- make sure the conservatee gets all the benefits he or she is eligible for;
- make sure the conservatee's taxes are filed and paid on time;
- keep exact financial records; and
- make regular reports of the financial accounts to the court and other interested persons.
.A limited conservatorship is set up for adults with developmental disabilities who cannot fully care for themselves, but who do not need the higher level of care or help given under a general conservatorship. In general, a limited conservator has less authority than a general conservator. A limited conservator has authority to do only those things that are granted at the time of appointment. The judge decides which responsibilities the conservatee will keep and which ones the conservator will have. Now think Britney she had some mental issues, but lived alone, still worked, still made money someone just looked over her to make sure she made good decisions.
All information on conservatorship is from http://www.sdcourt.ca.gov/portal/page?_pageid=55,1529941&_dad=portal&_schema=PORTAL
Power of Attorney's: These are the most restrictive and many people have them. My husband holds POA on me if something were to happen and I was unable of making decisions. You must understand what you are signing to give POA to another person.
A power of attorney is a document that allows you to appoint a person or organization to handle your affairs while you're unavailable or unable to do so. The person or organization you appoint is referred to as an "Attorney-in-Fact" or "Agent."
General Power of Attorney - authorizes your Agent to act on your behalf in a variety of different situations.
Special Power of Attorney - authorizes your Agent to act on your behalf in specific situations only.
Health Care Power of Attorney - allows you to appoint someone to make health care decisions for you if you're incapacitated.

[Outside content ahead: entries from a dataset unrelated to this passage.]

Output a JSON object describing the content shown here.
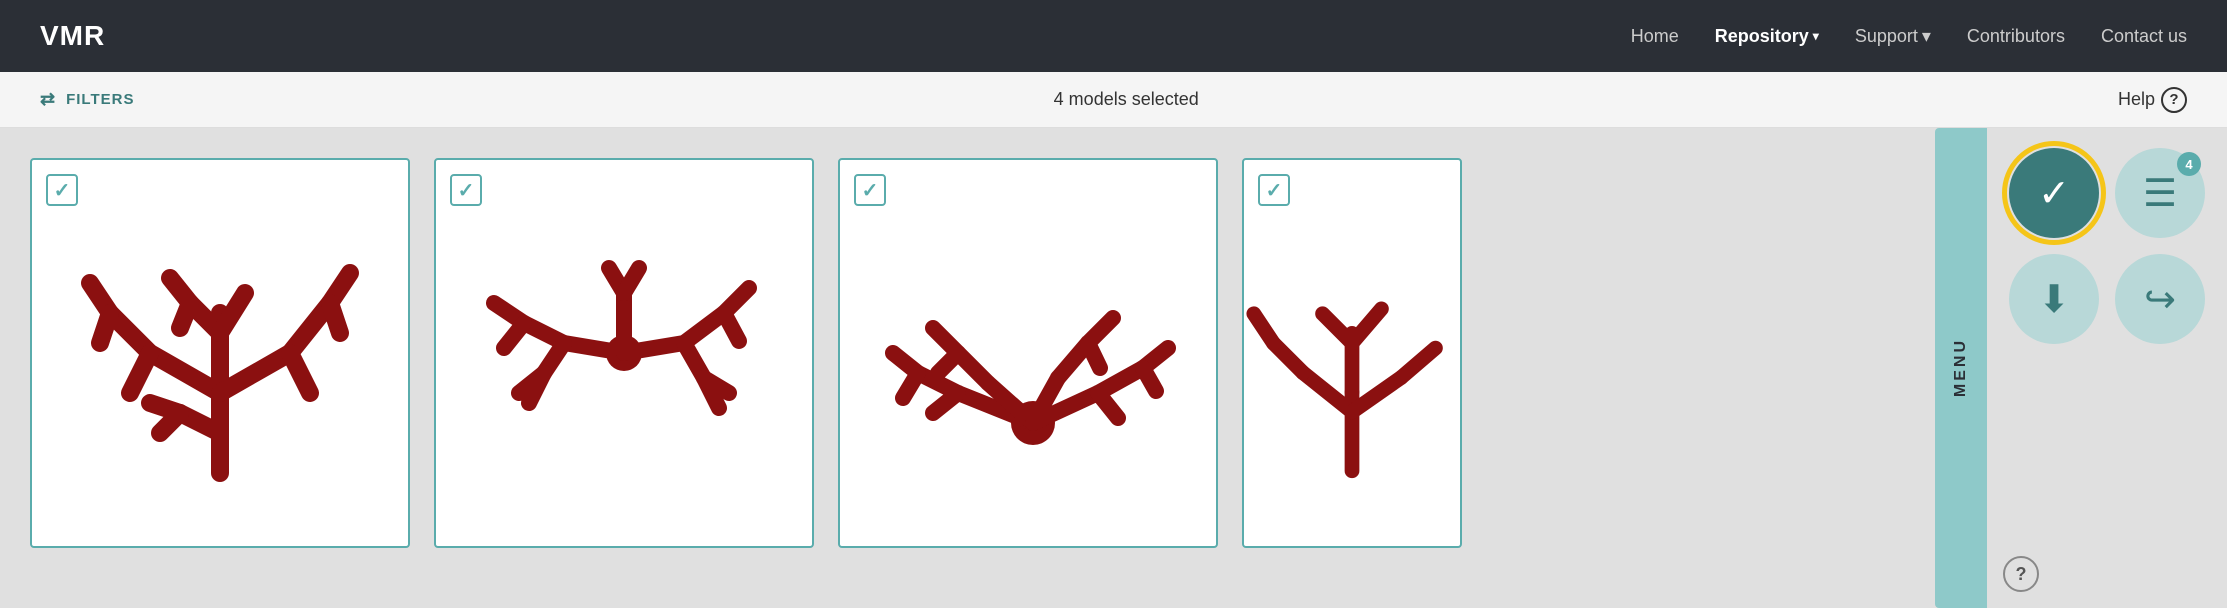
{
  "navbar": {
    "brand": "VMR",
    "links": [
      {
        "id": "home",
        "label": "Home",
        "active": false
      },
      {
        "id": "repository",
        "label": "Repository",
        "active": true,
        "dropdown": true
      },
      {
        "id": "support",
        "label": "Support",
        "active": false,
        "dropdown": true
      },
      {
        "id": "contributors",
        "label": "Contributors",
        "active": false
      },
      {
        "id": "contact",
        "label": "Contact us",
        "active": false
      }
    ]
  },
  "subbar": {
    "filters_label": "FILTERS",
    "models_selected": "4 models selected",
    "help_label": "Help"
  },
  "menu": {
    "tab_label": "MENU",
    "buttons": [
      {
        "id": "select",
        "label": "Select",
        "style": "teal",
        "highlighted": true
      },
      {
        "id": "collection",
        "label": "Collection",
        "style": "light",
        "badge": "4"
      },
      {
        "id": "download",
        "label": "Download",
        "style": "light"
      },
      {
        "id": "share",
        "label": "Share",
        "style": "light"
      }
    ]
  },
  "models": [
    {
      "id": "model-1",
      "checked": true
    },
    {
      "id": "model-2",
      "checked": true
    },
    {
      "id": "model-3",
      "checked": true
    },
    {
      "id": "model-4",
      "checked": true
    }
  ]
}
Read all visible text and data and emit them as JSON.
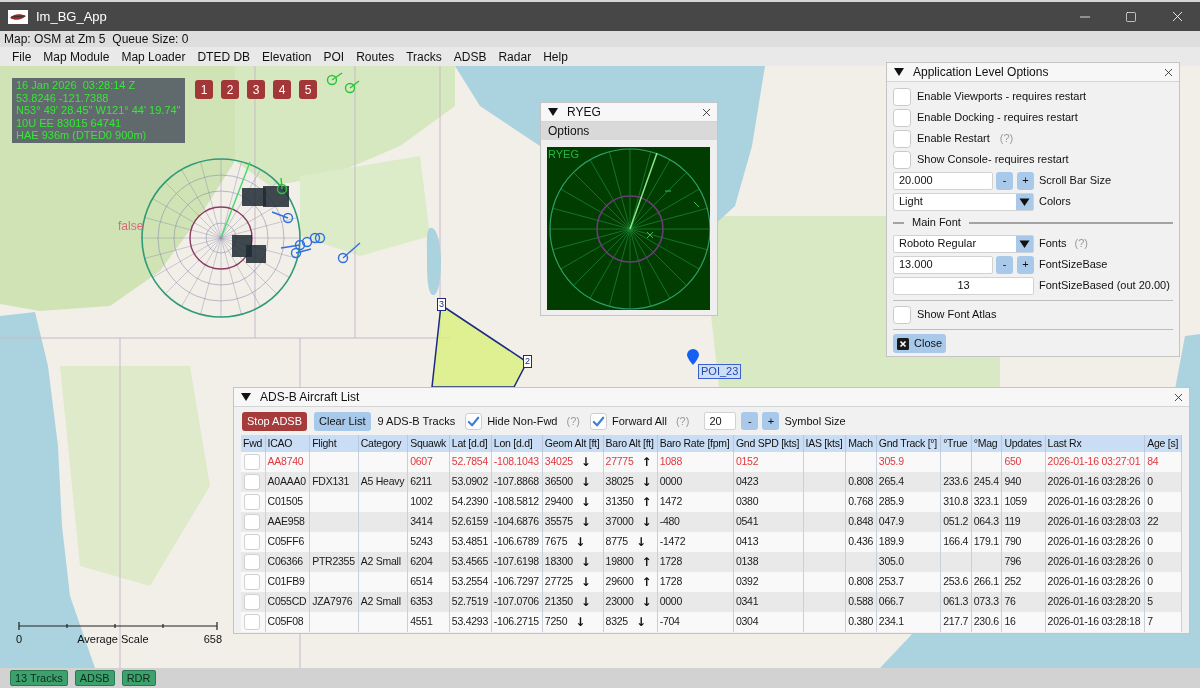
{
  "window": {
    "title": "Im_BG_App"
  },
  "status_line": [
    "Map: OSM at Zm 5",
    "Queue Size: 0"
  ],
  "menu": [
    "File",
    "Map Module",
    "Map Loader",
    "DTED DB",
    "Elevation",
    "POI",
    "Routes",
    "Tracks",
    "ADSB",
    "Radar",
    "Help"
  ],
  "map": {
    "info_lines": [
      "16 Jan 2026  03:28:14 Z",
      "53.8246 -121.7388",
      "N53° 49' 28.45\" W121° 44' 19.74\"",
      "10U EE 83015 64741",
      "HAE 936m (DTED0 900m)"
    ],
    "quick_buttons": [
      "1",
      "2",
      "3",
      "4",
      "5"
    ],
    "flag_label": "false",
    "waypoints": [
      {
        "label": "3"
      },
      {
        "label": "2"
      }
    ],
    "poi": {
      "label": "POI_23"
    },
    "scale": {
      "start": "0",
      "label": "Average Scale",
      "end": "658"
    }
  },
  "radar_window": {
    "title": "RYEG",
    "menu": "Options",
    "scope_label": "RYEG"
  },
  "options_window": {
    "title": "Application Level Options",
    "items": [
      {
        "kind": "checkbox",
        "label": "Enable Viewports - requires restart",
        "checked": false
      },
      {
        "kind": "checkbox",
        "label": "Enable Docking - requires restart",
        "checked": false
      },
      {
        "kind": "checkbox",
        "label": "Enable Restart",
        "help": "(?)",
        "checked": false
      },
      {
        "kind": "checkbox",
        "label": "Show Console- requires restart",
        "checked": false
      },
      {
        "kind": "stepper",
        "entry": "20.000",
        "minus": "-",
        "plus": "+",
        "label": "Scroll Bar Size"
      },
      {
        "kind": "combo",
        "selection": "Light",
        "label": "Colors"
      },
      {
        "kind": "section",
        "label": "Main Font"
      },
      {
        "kind": "combo",
        "selection": "Roboto Regular",
        "label": "Fonts",
        "help": "(?)"
      },
      {
        "kind": "stepper",
        "entry": "13.000",
        "minus": "-",
        "plus": "+",
        "label": "FontSizeBase"
      },
      {
        "kind": "drag",
        "entry": "13",
        "label": "FontSizeBased (out 20.00)"
      },
      {
        "kind": "divider"
      },
      {
        "kind": "checkbox",
        "label": "Show Font Atlas",
        "checked": false
      },
      {
        "kind": "divider"
      }
    ],
    "close_button": "Close"
  },
  "adsb_window": {
    "title": "ADS-B Aircraft List",
    "toolbar": {
      "stop_button": "Stop ADSB",
      "clear_button": "Clear List",
      "track_count": "9 ADS-B Tracks",
      "toggles": [
        {
          "label": "Hide Non-Fwd",
          "checked": true,
          "help": "(?)"
        },
        {
          "label": "Forward All",
          "checked": true,
          "help": "(?)"
        }
      ],
      "symbol_size": {
        "value": "20",
        "minus": "-",
        "plus": "+",
        "label": "Symbol Size"
      }
    },
    "table": {
      "columns": [
        "Fwd",
        "ICAO",
        "Flight",
        "Category",
        "Squawk",
        "Lat [d.d]",
        "Lon [d.d]",
        "Geom Alt [ft]",
        "Baro Alt [ft]",
        "Baro Rate [fpm]",
        "Gnd SPD [kts]",
        "IAS [kts]",
        "Mach",
        "Gnd Track [°]",
        "°True",
        "°Mag",
        "Updates",
        "Last Rx",
        "Age [s]"
      ],
      "rows": [
        {
          "fwd": false,
          "stale": true,
          "icao": "AA8740",
          "squawk": "0607",
          "lat": "52.7854",
          "lon": "-108.1043",
          "geom_alt": "34025",
          "geom_alt_arrow": "↓",
          "baro_alt": "27775",
          "baro_alt_arrow": "↑",
          "baro_rate": "1088",
          "gnd_spd": "0152",
          "gnd_track": "305.9",
          "updates": "650",
          "last_rx": "2026-01-16 03:27:01",
          "age": "84"
        },
        {
          "fwd": false,
          "stale": false,
          "icao": "A0AAA0",
          "flight": "FDX131",
          "category": "A5 Heavy",
          "squawk": "6211",
          "lat": "53.0902",
          "lon": "-107.8868",
          "geom_alt": "36500",
          "geom_alt_arrow": "↓",
          "baro_alt": "38025",
          "baro_alt_arrow": "↓",
          "baro_rate": "0000",
          "gnd_spd": "0423",
          "mach": "0.808",
          "gnd_track": "265.4",
          "true_heading": "233.6",
          "mag_heading": "245.4",
          "updates": "940",
          "last_rx": "2026-01-16 03:28:26",
          "age": "0"
        },
        {
          "fwd": false,
          "stale": false,
          "icao": "C01505",
          "squawk": "1002",
          "lat": "54.2390",
          "lon": "-108.5812",
          "geom_alt": "29400",
          "geom_alt_arrow": "↓",
          "baro_alt": "31350",
          "baro_alt_arrow": "↑",
          "baro_rate": "1472",
          "gnd_spd": "0380",
          "mach": "0.768",
          "gnd_track": "285.9",
          "true_heading": "310.8",
          "mag_heading": "323.1",
          "updates": "1059",
          "last_rx": "2026-01-16 03:28:26",
          "age": "0"
        },
        {
          "fwd": false,
          "stale": false,
          "icao": "AAE958",
          "squawk": "3414",
          "lat": "52.6159",
          "lon": "-104.6876",
          "geom_alt": "35575",
          "geom_alt_arrow": "↓",
          "baro_alt": "37000",
          "baro_alt_arrow": "↓",
          "baro_rate": "-480",
          "gnd_spd": "0541",
          "mach": "0.848",
          "gnd_track": "047.9",
          "true_heading": "051.2",
          "mag_heading": "064.3",
          "updates": "119",
          "last_rx": "2026-01-16 03:28:03",
          "age": "22"
        },
        {
          "fwd": false,
          "stale": false,
          "icao": "C05FF6",
          "squawk": "5243",
          "lat": "53.4851",
          "lon": "-106.6789",
          "geom_alt": "7675",
          "geom_alt_arrow": "↓",
          "baro_alt": "8775",
          "baro_alt_arrow": "↓",
          "baro_rate": "-1472",
          "gnd_spd": "0413",
          "mach": "0.436",
          "gnd_track": "189.9",
          "true_heading": "166.4",
          "mag_heading": "179.1",
          "updates": "790",
          "last_rx": "2026-01-16 03:28:26",
          "age": "0"
        },
        {
          "fwd": false,
          "stale": false,
          "icao": "C06366",
          "flight": "PTR2355",
          "category": "A2 Small",
          "squawk": "6204",
          "lat": "53.4565",
          "lon": "-107.6198",
          "geom_alt": "18300",
          "geom_alt_arrow": "↓",
          "baro_alt": "19800",
          "baro_alt_arrow": "↑",
          "baro_rate": "1728",
          "gnd_spd": "0138",
          "gnd_track": "305.0",
          "updates": "796",
          "last_rx": "2026-01-16 03:28:26",
          "age": "0"
        },
        {
          "fwd": false,
          "stale": false,
          "icao": "C01FB9",
          "squawk": "6514",
          "lat": "53.2554",
          "lon": "-106.7297",
          "geom_alt": "27725",
          "geom_alt_arrow": "↓",
          "baro_alt": "29600",
          "baro_alt_arrow": "↑",
          "baro_rate": "1728",
          "gnd_spd": "0392",
          "mach": "0.808",
          "gnd_track": "253.7",
          "true_heading": "253.6",
          "mag_heading": "266.1",
          "updates": "252",
          "last_rx": "2026-01-16 03:28:26",
          "age": "0"
        },
        {
          "fwd": false,
          "stale": false,
          "icao": "C055CD",
          "flight": "JZA7976",
          "category": "A2 Small",
          "squawk": "6353",
          "lat": "52.7519",
          "lon": "-107.0706",
          "geom_alt": "21350",
          "geom_alt_arrow": "↓",
          "baro_alt": "23000",
          "baro_alt_arrow": "↓",
          "baro_rate": "0000",
          "gnd_spd": "0341",
          "mach": "0.588",
          "gnd_track": "066.7",
          "true_heading": "061.3",
          "mag_heading": "073.3",
          "updates": "76",
          "last_rx": "2026-01-16 03:28:20",
          "age": "5"
        },
        {
          "fwd": false,
          "stale": false,
          "icao": "C05F08",
          "squawk": "4551",
          "lat": "53.4293",
          "lon": "-106.2715",
          "geom_alt": "7250",
          "geom_alt_arrow": "↓",
          "baro_alt": "8325",
          "baro_alt_arrow": "↓",
          "baro_rate": "-704",
          "gnd_spd": "0304",
          "mach": "0.380",
          "gnd_track": "234.1",
          "true_heading": "217.7",
          "mag_heading": "230.6",
          "updates": "16",
          "last_rx": "2026-01-16 03:28:18",
          "age": "7"
        }
      ]
    }
  },
  "status_bar": [
    "13 Tracks",
    "ADSB",
    "RDR"
  ]
}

"Durable" Power of Attorney -The general, special and health care powers of attorney can all be made "durable" by adding certain text to the document. This means that the document will remain in effect or take effect if you become mentally incompetent.

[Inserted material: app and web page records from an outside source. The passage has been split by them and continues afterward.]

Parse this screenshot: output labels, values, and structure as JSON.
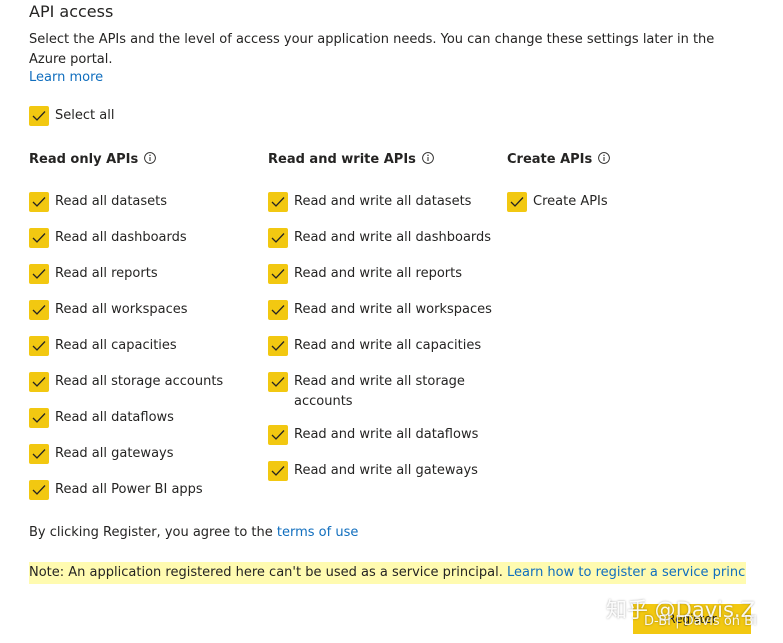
{
  "header": {
    "title": "API access",
    "description": "Select the APIs and the level of access your application needs. You can change these settings later in the Azure portal.",
    "learn_more": "Learn more"
  },
  "select_all": {
    "label": "Select all",
    "checked": true
  },
  "columns": [
    {
      "header": "Read only APIs",
      "items": [
        "Read all datasets",
        "Read all dashboards",
        "Read all reports",
        "Read all workspaces",
        "Read all capacities",
        "Read all storage accounts",
        "Read all dataflows",
        "Read all gateways",
        "Read all Power BI apps"
      ]
    },
    {
      "header": "Read and write APIs",
      "items": [
        "Read and write all datasets",
        "Read and write all dashboards",
        "Read and write all reports",
        "Read and write all workspaces",
        "Read and write all capacities",
        "Read and write all storage accounts",
        "Read and write all dataflows",
        "Read and write all gateways"
      ]
    },
    {
      "header": "Create APIs",
      "items": [
        "Create APIs"
      ]
    }
  ],
  "agreement": {
    "text": "By clicking Register, you agree to the",
    "link": "terms of use"
  },
  "note": {
    "text": "Note: An application registered here can't be used as a service principal.",
    "link": "Learn how to register a service principal"
  },
  "register_button": "Register",
  "watermark": {
    "line1": "知乎 @Davis.Z",
    "line2": "D-BI | Davis on BI"
  },
  "colors": {
    "accent": "#f2c811",
    "link": "#106ebe",
    "note_background": "#fffbb0",
    "text": "#252423"
  }
}
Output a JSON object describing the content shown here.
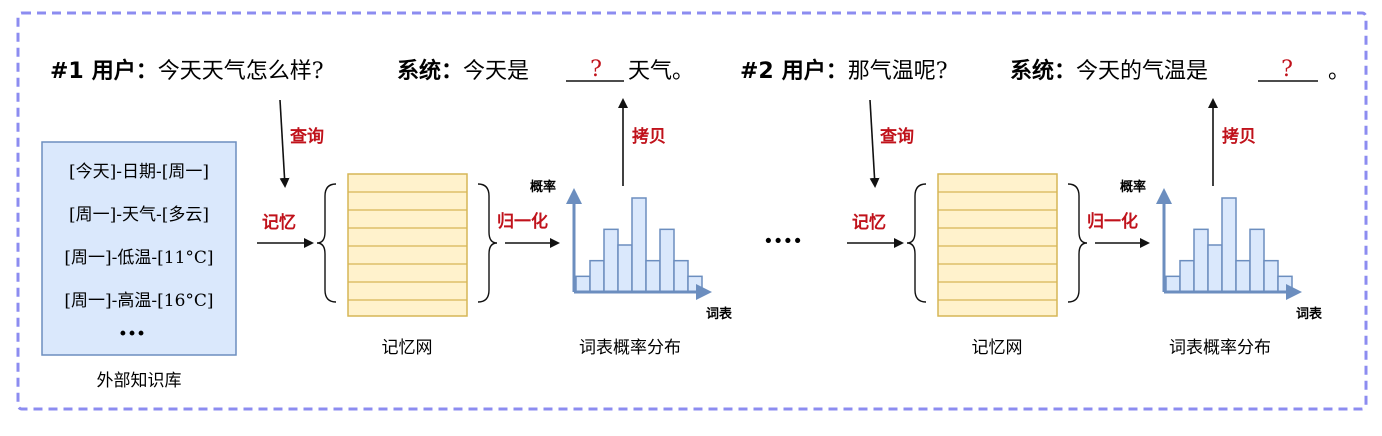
{
  "dialog": {
    "turn1": {
      "id": "#1",
      "user_label": "用户：",
      "user_text": "今天天气怎么样?",
      "sys_label": "系统：",
      "sys_pre": "今天是",
      "blank": "?",
      "sys_post": "天气。"
    },
    "turn2": {
      "id": "#2",
      "user_label": "用户：",
      "user_text": "那气温呢?",
      "sys_label": "系统：",
      "sys_pre": "今天的气温是",
      "blank": "?",
      "sys_post": "。"
    }
  },
  "knowledge_base": {
    "items": [
      "[今天]-日期-[周一]",
      "[周一]-天气-[多云]",
      "[周一]-低温-[11°C]",
      "[周一]-高温-[16°C]"
    ],
    "ellipsis": "···",
    "caption": "外部知识库"
  },
  "labels": {
    "query": "查询",
    "memory": "记忆",
    "normalize": "归一化",
    "copy": "拷贝",
    "memory_net": "记忆网",
    "distribution": "词表概率分布",
    "prob_axis": "概率",
    "vocab_axis": "词表",
    "between": "····"
  },
  "colors": {
    "frame": "#8c8cf0",
    "kb_fill": "#dae8fc",
    "kb_stroke": "#6c8ebf",
    "mem_fill": "#fff2cc",
    "mem_stroke": "#d6b656",
    "bar_fill": "#dae8fc",
    "bar_stroke": "#6c8ebf",
    "axis": "#6c8ebf",
    "red": "#c0121b"
  },
  "histogram": {
    "values": [
      1,
      2,
      4,
      3,
      6,
      2,
      4,
      2,
      1
    ]
  }
}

Revocation of Power of Attorney - allows you to revoke a power of attorney document.
Special Power of Attorney
A special power of attorney allows you to give only specific powers to the person or organization you appoint as your "Agent." For example, you could authorize someone to sell a car or a house for you.
Many people use the special power of attorney to authorize their Agent to do one or several of the following:
- Handle banking transactions
- Enter safety deposit boxes
- Handle transactions involving U.S. securities
- Collect debts
- Sell real estate
- Mortgage real estate
- Manage real estate
- Sell personal property
- Borrow money
- Manage business interests
- Handle government issues
- Make financial decisions
- Make estate planning decisions, including gifts
In order for a power of attorney document to be valid, you must be mentally competent when you sign it. This means that you must understand the powers that you are granting to your Agent and the implications of having someone else make decisions for you. If there is any question about your mental competence, it's a good idea to have a physician evaluate you and state in writing that you are competent.
If you have signed a "durable" power of attorney document, it will either remain in effect or go into effect if you become mentally incompetent. But how will your mental competence be determined? This is something that you can spell out in the document. For example, you can name a physician whom you wish to make the determination. Or, you can require that two licensed physicians agree on your mental capacity.
Even if your document doesn't set specific requirements, it's still likely that your Agent will have to get a doctor's written confirmation of your incompetence. Most businesses and organizations won't allow your Agent to act on your behalf without it. In some cases, a court may be required to decide the issue using generally accepted standards.
How does a doctor decide if you're mentally competent? In general, the doctor will consider whether you have an understanding of the subject area covered by the Power of Attorney, whether you understand the implications and importance of the matters involved, and whether you can make and communicate reasoned choices. (http://www.lectlaw.com/filesh/qfl04.htm)